At first flush, Asia Reborn is intimidating. The title doesn’t seem to tell anything new and the voluminous nature of the book might put off many potential readers who want information on the go. Still, those interested in a deeper perspective of Asia and why some countries succeeded and others failed will find it worthwhile to plumb through its pages.

The author’s style is engaging; he makes sure that his research findings don’t interfere with his prose. He adds spice to his narrative with anecdotes that will keep the subject matter alive. For example, he brings to life one about Lee Kuan Yew. The former PM was among other students at Raffles College when they heard an explosion at the Causeway.

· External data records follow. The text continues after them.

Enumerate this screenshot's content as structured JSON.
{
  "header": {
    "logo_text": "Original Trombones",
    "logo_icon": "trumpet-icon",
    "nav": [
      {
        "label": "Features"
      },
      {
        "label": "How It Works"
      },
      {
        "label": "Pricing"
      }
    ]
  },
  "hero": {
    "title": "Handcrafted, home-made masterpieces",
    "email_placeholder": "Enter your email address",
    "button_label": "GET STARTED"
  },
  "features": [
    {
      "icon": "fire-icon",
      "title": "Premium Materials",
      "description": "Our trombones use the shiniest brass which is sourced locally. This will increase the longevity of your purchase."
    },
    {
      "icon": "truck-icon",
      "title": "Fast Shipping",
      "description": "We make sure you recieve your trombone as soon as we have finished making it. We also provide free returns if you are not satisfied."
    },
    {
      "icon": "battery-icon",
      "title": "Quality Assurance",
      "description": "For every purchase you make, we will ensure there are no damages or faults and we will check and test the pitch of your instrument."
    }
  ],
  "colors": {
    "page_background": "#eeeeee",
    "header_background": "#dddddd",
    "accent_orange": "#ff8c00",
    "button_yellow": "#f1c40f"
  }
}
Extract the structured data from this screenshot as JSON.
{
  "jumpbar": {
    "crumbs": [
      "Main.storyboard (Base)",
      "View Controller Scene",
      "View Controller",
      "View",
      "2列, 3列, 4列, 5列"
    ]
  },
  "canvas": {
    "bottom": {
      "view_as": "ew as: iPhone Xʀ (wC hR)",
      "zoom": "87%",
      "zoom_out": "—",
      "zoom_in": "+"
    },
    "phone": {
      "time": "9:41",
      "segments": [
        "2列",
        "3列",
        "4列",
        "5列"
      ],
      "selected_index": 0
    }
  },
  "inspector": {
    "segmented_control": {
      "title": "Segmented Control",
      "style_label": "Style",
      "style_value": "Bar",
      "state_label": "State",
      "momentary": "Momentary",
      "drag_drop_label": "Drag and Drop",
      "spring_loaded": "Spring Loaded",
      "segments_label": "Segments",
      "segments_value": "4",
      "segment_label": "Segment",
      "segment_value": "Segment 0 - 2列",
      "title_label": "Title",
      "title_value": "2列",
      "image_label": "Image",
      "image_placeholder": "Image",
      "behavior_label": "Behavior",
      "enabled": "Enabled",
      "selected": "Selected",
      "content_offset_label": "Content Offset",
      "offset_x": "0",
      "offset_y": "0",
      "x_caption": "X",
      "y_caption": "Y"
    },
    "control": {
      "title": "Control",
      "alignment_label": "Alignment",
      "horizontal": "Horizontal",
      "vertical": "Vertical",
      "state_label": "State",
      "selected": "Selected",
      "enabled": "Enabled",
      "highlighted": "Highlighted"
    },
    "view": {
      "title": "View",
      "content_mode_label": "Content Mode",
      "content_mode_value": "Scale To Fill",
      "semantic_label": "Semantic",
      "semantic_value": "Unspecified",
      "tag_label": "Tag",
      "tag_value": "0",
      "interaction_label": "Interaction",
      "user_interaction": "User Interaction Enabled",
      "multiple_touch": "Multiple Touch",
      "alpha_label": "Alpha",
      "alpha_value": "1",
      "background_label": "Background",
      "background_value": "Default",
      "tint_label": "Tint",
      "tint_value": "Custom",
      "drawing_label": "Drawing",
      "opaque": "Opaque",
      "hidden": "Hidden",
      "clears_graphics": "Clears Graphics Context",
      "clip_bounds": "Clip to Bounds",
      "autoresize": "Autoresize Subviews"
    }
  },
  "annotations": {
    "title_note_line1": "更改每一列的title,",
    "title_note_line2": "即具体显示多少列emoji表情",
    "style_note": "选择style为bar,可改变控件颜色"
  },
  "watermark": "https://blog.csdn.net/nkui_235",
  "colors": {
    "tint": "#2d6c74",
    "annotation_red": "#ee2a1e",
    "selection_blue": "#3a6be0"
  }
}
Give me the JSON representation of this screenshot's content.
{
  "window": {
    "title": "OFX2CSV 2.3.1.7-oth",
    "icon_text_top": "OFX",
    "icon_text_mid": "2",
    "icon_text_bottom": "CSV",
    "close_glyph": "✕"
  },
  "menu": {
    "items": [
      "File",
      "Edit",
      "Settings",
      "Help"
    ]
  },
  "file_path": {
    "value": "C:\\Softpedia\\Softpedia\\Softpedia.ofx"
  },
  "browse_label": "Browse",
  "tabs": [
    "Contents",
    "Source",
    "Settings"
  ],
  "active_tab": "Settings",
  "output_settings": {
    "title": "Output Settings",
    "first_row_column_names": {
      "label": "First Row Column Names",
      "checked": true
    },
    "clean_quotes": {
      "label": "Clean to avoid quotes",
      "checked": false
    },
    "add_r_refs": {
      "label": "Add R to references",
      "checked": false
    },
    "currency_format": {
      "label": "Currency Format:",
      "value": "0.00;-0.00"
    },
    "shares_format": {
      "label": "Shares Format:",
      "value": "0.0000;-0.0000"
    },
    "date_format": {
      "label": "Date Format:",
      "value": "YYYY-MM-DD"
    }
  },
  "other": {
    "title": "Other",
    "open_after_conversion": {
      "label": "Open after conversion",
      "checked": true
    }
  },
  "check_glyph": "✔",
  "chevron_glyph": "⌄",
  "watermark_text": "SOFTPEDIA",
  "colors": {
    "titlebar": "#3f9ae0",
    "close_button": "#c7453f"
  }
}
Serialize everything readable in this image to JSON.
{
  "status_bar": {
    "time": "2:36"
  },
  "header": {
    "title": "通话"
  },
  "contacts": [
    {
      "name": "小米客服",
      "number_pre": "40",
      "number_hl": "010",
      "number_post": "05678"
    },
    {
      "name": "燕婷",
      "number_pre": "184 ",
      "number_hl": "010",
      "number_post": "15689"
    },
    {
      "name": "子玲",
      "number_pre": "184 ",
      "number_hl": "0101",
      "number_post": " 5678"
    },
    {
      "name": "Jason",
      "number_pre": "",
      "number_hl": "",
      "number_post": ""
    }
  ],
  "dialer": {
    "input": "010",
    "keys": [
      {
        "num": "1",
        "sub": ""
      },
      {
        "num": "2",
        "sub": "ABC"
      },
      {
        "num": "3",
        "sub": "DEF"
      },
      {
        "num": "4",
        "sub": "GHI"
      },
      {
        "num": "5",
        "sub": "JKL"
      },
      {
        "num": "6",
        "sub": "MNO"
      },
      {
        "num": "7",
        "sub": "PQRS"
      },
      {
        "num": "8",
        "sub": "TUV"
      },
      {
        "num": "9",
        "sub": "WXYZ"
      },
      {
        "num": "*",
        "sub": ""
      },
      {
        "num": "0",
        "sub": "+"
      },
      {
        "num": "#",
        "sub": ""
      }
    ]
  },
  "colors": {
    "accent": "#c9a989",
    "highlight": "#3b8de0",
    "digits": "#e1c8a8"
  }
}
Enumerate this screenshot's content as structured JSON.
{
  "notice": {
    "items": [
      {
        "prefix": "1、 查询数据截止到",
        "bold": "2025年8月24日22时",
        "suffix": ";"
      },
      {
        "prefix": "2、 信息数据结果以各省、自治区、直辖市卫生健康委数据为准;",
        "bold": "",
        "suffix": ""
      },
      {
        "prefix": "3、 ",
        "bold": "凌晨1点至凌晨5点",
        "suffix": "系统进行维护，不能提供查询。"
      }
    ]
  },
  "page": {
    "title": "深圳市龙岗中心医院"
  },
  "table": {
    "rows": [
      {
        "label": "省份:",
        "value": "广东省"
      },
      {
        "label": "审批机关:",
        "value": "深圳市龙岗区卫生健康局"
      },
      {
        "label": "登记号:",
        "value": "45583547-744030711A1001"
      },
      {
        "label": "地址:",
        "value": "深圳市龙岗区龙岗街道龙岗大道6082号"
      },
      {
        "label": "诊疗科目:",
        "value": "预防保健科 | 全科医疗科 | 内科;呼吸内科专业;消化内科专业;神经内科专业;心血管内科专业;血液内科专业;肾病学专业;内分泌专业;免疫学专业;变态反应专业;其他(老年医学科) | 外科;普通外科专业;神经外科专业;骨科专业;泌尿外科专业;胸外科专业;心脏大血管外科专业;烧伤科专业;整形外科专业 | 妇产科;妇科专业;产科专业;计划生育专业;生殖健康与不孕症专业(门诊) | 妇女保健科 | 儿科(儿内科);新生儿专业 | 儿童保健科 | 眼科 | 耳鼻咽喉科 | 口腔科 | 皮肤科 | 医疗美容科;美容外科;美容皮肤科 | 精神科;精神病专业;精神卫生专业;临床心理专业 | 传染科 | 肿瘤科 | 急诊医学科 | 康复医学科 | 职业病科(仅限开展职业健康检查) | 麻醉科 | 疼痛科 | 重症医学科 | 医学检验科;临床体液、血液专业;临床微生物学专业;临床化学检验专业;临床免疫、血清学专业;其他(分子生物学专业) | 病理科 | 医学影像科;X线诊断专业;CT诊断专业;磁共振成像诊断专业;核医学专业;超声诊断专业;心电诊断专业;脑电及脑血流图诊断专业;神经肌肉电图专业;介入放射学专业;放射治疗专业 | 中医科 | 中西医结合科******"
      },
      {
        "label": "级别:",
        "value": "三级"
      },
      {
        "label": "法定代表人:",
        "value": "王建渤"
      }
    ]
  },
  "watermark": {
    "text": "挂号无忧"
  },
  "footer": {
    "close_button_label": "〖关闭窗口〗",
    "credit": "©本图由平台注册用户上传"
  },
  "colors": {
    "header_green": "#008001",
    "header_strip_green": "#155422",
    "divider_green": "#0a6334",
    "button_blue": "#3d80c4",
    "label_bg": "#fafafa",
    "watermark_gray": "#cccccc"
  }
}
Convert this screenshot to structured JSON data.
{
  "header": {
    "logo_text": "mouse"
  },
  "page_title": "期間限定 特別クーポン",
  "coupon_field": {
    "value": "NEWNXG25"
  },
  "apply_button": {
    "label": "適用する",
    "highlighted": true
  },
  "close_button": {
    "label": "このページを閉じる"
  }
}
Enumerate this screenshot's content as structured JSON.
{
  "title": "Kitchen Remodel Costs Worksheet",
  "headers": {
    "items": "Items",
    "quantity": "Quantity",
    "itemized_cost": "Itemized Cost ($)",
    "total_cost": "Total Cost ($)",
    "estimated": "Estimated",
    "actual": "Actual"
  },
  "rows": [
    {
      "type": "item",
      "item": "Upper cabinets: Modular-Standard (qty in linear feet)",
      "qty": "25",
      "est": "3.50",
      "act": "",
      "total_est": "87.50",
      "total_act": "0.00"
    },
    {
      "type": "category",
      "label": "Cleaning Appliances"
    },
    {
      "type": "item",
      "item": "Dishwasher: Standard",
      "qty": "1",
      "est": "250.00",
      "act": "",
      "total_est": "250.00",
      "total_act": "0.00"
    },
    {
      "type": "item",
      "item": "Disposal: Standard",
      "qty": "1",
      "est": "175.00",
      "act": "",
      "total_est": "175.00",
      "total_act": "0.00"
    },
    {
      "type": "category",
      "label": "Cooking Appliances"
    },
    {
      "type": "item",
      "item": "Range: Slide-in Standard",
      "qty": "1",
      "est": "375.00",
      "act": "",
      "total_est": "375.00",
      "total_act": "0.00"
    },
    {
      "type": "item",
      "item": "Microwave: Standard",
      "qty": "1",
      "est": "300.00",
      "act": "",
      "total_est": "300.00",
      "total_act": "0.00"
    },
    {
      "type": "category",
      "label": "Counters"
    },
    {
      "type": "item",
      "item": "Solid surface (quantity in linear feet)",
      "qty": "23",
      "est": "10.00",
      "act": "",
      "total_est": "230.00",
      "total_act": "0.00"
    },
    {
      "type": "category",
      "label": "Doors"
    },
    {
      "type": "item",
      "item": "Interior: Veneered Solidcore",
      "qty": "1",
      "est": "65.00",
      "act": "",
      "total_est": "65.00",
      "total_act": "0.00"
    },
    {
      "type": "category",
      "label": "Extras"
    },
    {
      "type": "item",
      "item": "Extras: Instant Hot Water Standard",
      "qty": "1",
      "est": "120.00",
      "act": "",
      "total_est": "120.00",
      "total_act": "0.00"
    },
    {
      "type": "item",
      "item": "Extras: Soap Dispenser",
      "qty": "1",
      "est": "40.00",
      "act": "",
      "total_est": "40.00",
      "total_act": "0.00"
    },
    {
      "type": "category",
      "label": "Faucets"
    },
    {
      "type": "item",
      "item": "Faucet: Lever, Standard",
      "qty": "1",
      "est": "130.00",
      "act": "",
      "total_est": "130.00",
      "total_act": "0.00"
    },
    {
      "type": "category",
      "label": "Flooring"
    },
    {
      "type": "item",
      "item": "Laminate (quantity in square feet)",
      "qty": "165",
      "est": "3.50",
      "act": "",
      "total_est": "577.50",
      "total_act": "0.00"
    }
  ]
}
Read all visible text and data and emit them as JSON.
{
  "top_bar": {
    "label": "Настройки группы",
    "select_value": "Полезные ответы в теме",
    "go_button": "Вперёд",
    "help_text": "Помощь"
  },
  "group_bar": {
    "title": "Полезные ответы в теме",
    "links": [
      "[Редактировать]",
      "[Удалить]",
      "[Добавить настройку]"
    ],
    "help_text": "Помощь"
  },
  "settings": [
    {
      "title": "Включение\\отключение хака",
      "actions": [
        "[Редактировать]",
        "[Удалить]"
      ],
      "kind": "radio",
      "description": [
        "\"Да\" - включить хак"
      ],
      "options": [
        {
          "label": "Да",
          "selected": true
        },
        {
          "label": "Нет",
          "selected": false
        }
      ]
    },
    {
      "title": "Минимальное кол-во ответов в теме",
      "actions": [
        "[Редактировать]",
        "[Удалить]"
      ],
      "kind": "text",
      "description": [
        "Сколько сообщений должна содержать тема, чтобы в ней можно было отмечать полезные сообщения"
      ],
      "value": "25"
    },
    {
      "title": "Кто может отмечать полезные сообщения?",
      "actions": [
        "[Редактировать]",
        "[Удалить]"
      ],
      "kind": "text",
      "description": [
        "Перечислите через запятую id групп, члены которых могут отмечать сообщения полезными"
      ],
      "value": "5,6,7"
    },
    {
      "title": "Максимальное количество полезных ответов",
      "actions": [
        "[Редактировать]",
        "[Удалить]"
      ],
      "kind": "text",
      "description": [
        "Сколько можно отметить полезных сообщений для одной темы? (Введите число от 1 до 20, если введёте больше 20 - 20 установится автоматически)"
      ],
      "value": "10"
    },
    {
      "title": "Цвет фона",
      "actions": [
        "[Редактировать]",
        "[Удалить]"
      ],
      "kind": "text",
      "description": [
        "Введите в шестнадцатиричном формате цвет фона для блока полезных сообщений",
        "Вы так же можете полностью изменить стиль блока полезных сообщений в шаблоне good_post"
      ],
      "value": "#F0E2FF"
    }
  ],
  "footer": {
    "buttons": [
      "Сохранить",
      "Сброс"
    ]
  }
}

The Allied forces had blown a hole in the Causeway to stop the Japanese army from moving into Singapore during the Second World War in 1942. The principal asked the students what the explosion was about. LKY’s reply: ‘That is the end of the British Empire.’